  9. 4 Women Movie Stars as Role Models
    (pp. 77-106)

    By the 1930s, the dominant medium of popular entertainment was sound movies. No one anticipated the spectacular success of moving pictures. During the depression years, fully half the population went to the movies every week; sixty million people found escape, relief, pleasure, and interest in the darkened theater of their neighborhood or in the more ornate theater in the downtown district of their city. Audiences gathered to watch their favorite star perform, and in the 1930s, there were as many women stars as men stars. In sharp contrast to the movies since the 1960s, when action adventures have dominated and...

  10. 5 Child Stars
    (pp. 107-122)
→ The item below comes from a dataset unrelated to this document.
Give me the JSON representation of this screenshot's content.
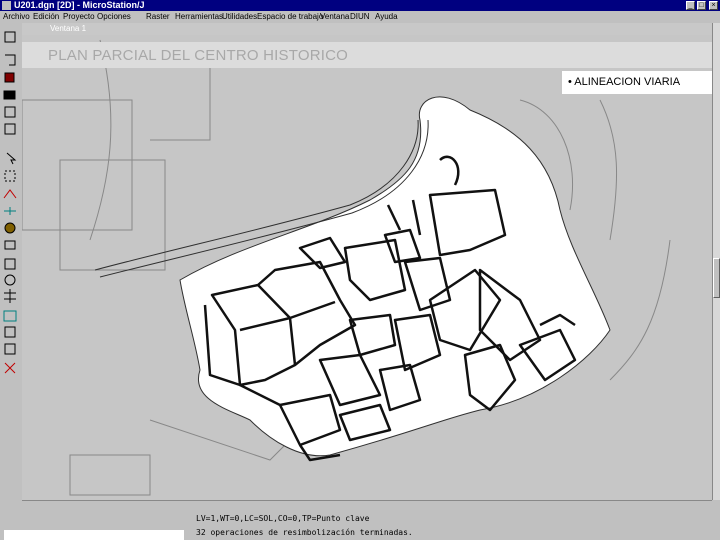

    To the surprise of many, child stars prospered in 1930s Hollywood. Despite (or perhaps because of) the insecurities of the Depression, Americans eagerly went to the movies to see six-year-olds and ten-year-olds sing, dance, and act their way across the screen. The fact that adults had not figured out how to solve the most knotty problems facing them made them anxious to escape into the child’s fantasy world where all came out all right in the end. Fathers and mothers took their families to the children’s movies and, by many accounts, seemed to love watching children as the stars of...
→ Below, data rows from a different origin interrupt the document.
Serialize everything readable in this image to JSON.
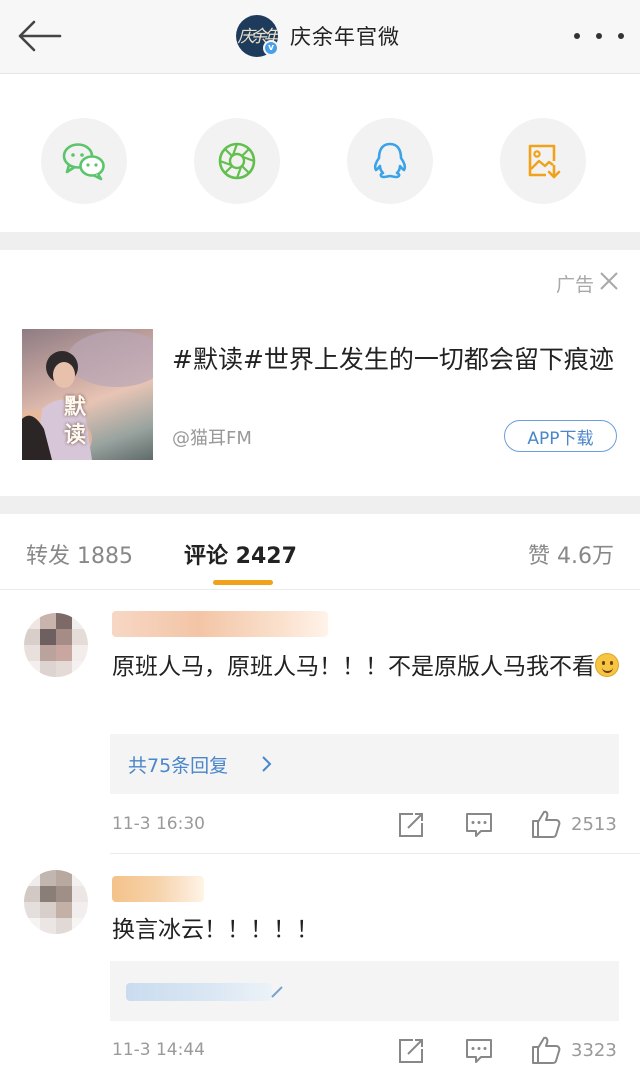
{
  "header": {
    "title": "庆余年官微",
    "avatar_text": "庆余年",
    "verified_badge": "v"
  },
  "share": {
    "items": [
      {
        "name": "wechat-icon",
        "color": "#62c86d"
      },
      {
        "name": "moments-icon",
        "color": "#6cc24a"
      },
      {
        "name": "qq-icon",
        "color": "#3aa3e8"
      },
      {
        "name": "save-image-icon",
        "color": "#f0a21b"
      }
    ]
  },
  "ad": {
    "label": "广告",
    "title": "#默读#世界上发生的一切都会留下痕迹",
    "source": "@猫耳FM",
    "button": "APP下载",
    "cover_text": "默读"
  },
  "tabs": {
    "repost": "转发 1885",
    "comments": "评论 2427",
    "likes": "赞 4.6万",
    "active_color": "#f0a21b"
  },
  "comments": [
    {
      "text_main": "原班人马，原班人马！！！不是原版人马我不看",
      "reply_summary": "共75条回复",
      "time": "11-3 16:30",
      "likes": "2513"
    },
    {
      "text_main": "换言冰云！！！！！",
      "time": "11-3 14:44",
      "likes": "3323"
    }
  ],
  "colors": {
    "link": "#4a86c9",
    "accent": "#f0a21b"
  }
}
  11. 6 Minority Women in Popular Culture
    (pp. 123-140)

    Stereotypes are familiar features of popular culture. Performers are labeled according to the color of their skin, their ethnic background, or their occupation. In a sense, the triad of images assigned to women, of Mary; Eve, and Lilith, is one form of stereotyping. Women performers offer viewers only a few different but predictable varieties. The very definition of a stereotype is that individuals are more often portrayed as a group member than as a unique individual. Gangsters always appear as crude and cruel, and they always behave callously; mothers sacrifice themselves to their families (until very recently); and children on...
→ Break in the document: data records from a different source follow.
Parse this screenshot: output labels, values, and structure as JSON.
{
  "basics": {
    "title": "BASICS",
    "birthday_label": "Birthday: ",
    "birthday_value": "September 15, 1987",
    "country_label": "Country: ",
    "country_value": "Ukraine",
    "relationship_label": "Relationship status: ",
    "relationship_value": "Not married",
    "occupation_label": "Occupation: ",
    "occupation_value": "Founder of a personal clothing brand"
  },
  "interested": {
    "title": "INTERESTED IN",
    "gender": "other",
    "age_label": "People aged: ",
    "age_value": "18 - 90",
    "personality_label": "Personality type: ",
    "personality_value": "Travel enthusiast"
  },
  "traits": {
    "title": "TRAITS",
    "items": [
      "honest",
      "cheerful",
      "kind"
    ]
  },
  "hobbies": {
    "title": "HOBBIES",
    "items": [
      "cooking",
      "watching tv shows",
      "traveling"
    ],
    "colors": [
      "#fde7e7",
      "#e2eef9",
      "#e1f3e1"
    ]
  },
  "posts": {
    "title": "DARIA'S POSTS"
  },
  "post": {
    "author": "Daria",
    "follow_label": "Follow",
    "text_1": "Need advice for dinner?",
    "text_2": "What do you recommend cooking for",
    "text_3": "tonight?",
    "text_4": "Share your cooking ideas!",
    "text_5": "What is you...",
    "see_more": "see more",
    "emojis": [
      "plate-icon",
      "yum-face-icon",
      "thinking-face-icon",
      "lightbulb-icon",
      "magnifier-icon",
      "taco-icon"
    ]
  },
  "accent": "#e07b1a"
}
  12. 7 Women Comics
    (pp. 141-164)

    For the first time in entertainment history, funny women became accepted performers on twentieth-century stages. Privately, women have laughed and caused others to laugh throughout history, but publicly, humor was men’s domain. As Mae West and other bawdy women entertainers effectively demonstrated, women have senses of humor. During the nineteenth century, women wrote humorous prose and poetry, and though many were popular at the time, their reputations did not survive in the way that Mark Twain’s did.¹ Western culture, until recently, has ignored women comics preferring to imagine women as humorless and incapable of creating or understanding humor.

    In this...

  13. 8 Change within Continuity
    (pp. 165-182)

    In the post–World War II period, women’s lives changed dramatically. For women entertainers, it was a particularly perilous time; they had to preserve the old images while struggling with the new realities. The wartime Rosie the Riveter continued to work in large numbers in peacetime, and the percentage of American households with two-income earners continued to grow. Mothers, particularly those with older children, entered the workforce in the 1950s, and the momentum increased in the sixties and since. In the 1990s, married women with very young children are working, a relatively new phenomenon. The reality for most American women...

  14. Epilogue: Where Are We Now?
    (pp. 183-210)

    Americans are accused of being ignorant of their history, but entertainers, fans, and the reporters who cover them are often extremely aware of past performers in their field, historical examples of excellence, and noted award winners. Bette Midler named her daughter Sophie in loving memory of Sophie Tucker, whose routines she cheerfully uses, while rocker Janis Joplin openly acknowledged her debt to Bessie Smith and Billie Holiday. Tina Turner is often called the “Mae West of Rock ‘n’ Roll.” The TV character Murphy Brown adores Aretha Franklin’s singing and fractures “A Natural Woman” in her ardent desire to imitate her....

  15. Notes
    (pp. 211-220)
  16. Bibliography
    (pp. 221-224)
  17. Index
    (pp. 225-240)